What the exercise asks: Where a line holds the word "this", copy that line from the data below.

###

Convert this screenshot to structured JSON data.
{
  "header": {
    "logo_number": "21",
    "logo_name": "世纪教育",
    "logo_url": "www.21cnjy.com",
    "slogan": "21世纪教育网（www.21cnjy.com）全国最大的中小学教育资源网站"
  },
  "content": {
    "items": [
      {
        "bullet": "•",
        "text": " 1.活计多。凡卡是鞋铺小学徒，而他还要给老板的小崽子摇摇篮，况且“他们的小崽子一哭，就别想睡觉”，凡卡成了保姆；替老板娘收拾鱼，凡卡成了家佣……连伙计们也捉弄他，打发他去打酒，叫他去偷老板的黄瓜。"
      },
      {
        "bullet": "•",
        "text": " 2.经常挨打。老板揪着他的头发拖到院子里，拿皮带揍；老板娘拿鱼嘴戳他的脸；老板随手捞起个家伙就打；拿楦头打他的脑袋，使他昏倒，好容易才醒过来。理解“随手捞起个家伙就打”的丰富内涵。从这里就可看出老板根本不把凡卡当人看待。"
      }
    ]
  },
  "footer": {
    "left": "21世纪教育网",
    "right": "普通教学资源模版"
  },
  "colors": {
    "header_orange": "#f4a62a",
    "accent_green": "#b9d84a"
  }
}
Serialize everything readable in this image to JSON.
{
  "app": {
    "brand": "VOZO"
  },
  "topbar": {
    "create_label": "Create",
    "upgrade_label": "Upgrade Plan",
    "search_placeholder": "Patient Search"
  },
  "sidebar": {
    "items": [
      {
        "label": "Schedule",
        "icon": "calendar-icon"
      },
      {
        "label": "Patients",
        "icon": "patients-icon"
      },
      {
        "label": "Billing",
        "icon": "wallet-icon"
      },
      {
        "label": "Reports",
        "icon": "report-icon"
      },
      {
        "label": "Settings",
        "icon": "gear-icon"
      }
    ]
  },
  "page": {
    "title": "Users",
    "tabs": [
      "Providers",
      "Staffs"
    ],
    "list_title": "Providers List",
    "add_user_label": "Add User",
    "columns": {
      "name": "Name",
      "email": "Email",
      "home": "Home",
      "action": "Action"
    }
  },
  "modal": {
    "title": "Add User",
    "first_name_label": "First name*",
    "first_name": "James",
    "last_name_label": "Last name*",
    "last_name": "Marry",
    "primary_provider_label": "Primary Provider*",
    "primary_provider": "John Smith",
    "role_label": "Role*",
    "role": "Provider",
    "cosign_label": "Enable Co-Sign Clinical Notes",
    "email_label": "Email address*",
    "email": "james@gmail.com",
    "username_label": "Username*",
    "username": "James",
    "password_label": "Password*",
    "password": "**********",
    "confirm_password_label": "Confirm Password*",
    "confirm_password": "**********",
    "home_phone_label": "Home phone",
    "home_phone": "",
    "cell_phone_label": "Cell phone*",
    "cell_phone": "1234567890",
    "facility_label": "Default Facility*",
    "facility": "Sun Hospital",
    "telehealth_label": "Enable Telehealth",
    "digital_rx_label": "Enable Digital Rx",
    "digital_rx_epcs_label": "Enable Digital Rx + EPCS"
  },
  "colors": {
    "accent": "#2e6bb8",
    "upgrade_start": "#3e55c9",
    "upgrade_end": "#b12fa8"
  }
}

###

Exercise result:
Convert this screenshot to structured JSON data.
Serialize everything readable in this image to JSON.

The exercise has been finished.